Why should you read Jujutsu Kaisen?
If this summary of how Jujutsu Kaisen begins has you intrigued, you’re probably now wondering if you should watch or read Jujutsu Kaisen.
As I said at the beginning, there are two types of people who want to read Jujutsu Kaisen: fans of the anime and newbies who haven’t watched or read Jujutsu Kaisen yet.
For fans of the anime
For fans of the anime, the benefits of reading the Jujutsu Kaisen manga are obvious. The biggest benefit is that the manga is far ahead of the anime. Season 1 of Jujutsu Kaisen ends on Chapter 63, and there is a lot of manga to enjoy beyond that point.

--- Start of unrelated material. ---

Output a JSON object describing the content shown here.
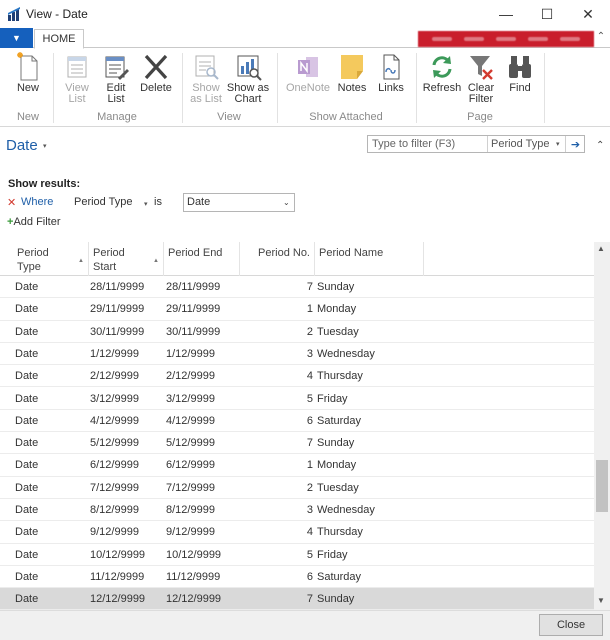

The Jujutsu Kaisen movie will adapt Chapter 0 and serve as a prequel, but that was originally the pilot of the Jujutsu Kaisen manga and so is also readily available for you to read right now. In fact, it will probably be the first thing you see if you choose to read Jujutsu Kaisen.
If you choose to read Jujutsu Kaisen physically, Chapter 0 exists as its own tankobon volume, and details events prior to Itadori joining Tokyo Jujutsu High. It introduces supporting characters Satoru Gojo, Maki Zenin, Toge Inumaki, and Panda through the eyes of Yuta Okkotsu (who is never seen and only mentioned in the main series).
Fans of the anime are probably also wondering about how the two compare. Well, the anime of Jujutsu Kaisen is shockingly faithful to its manga source material. It does an exceptional job of carrying everything over, even down to the background details that sometimes get glossed over by anime adaptations.
The anime is also gorgeous, both in art and animation. It is stunning to look at, featuring some of the most well-animated fight scenes in anime history. The Jujutsu Kaisen manga, however, also excels in this department.
Watching the actions scenes of Jujutsu Kaisen unfold in the manga is its own kind of beautiful. Gege Akutami is an exceptional artist who uses dynamic shot composition, expressive characterisation, and imaginative depictions of magic and combat to bring so much texture and electricity to his panels.
The design of Jujutsu Kaisen is a wonder to behold. And while, as I said, the anime does a stellar job of translating this to screen and colour, the manga is where it started, and Gege Akutami’s art deserves your love and admiration.
If you’re already a huge fan of the anime, you need to read Jujutsu Kaisen just to see the art, design, and plotting of this stunning series as it was originally done by its sole creator. The mind and hand of Gege Akutami are truly exceptional things.
For new fans of Jujutsu Kaisen
If you’re a new or prospective fan of the series, the biggest reason to read Jujutsu Kaisen is that you get to start at Chapter 0. As I already said, this was the manga’s pilot, so it’s where every new reader should begin.
Fans of the anime (who haven’t read the manga) will know nothing about the events of Chapter 0, until it’s covered in the Jujutsu Kaisen movie. If you start with the manga, you start with Chapter 0 and move on from there.
If you choose to read Jujutsu Kaisen, you can also enjoy it uninterrupted. You have no anime to compare it to, no pauses, no need to wait. You can just start reading and enjoy it from beginning to end (well, not quite — at the time of writing, the Jujutsu Kaisen manga isn’t finished. It is, however, currently around three anime seasons long).
I’ve already pointed out how gorgeous Gege Akutami’s art is, so you’re not losing anything by starting with the manga. You can also then turn to the anime to see how MAPPA broughtJujutsu Kaisen to life with stunning animation.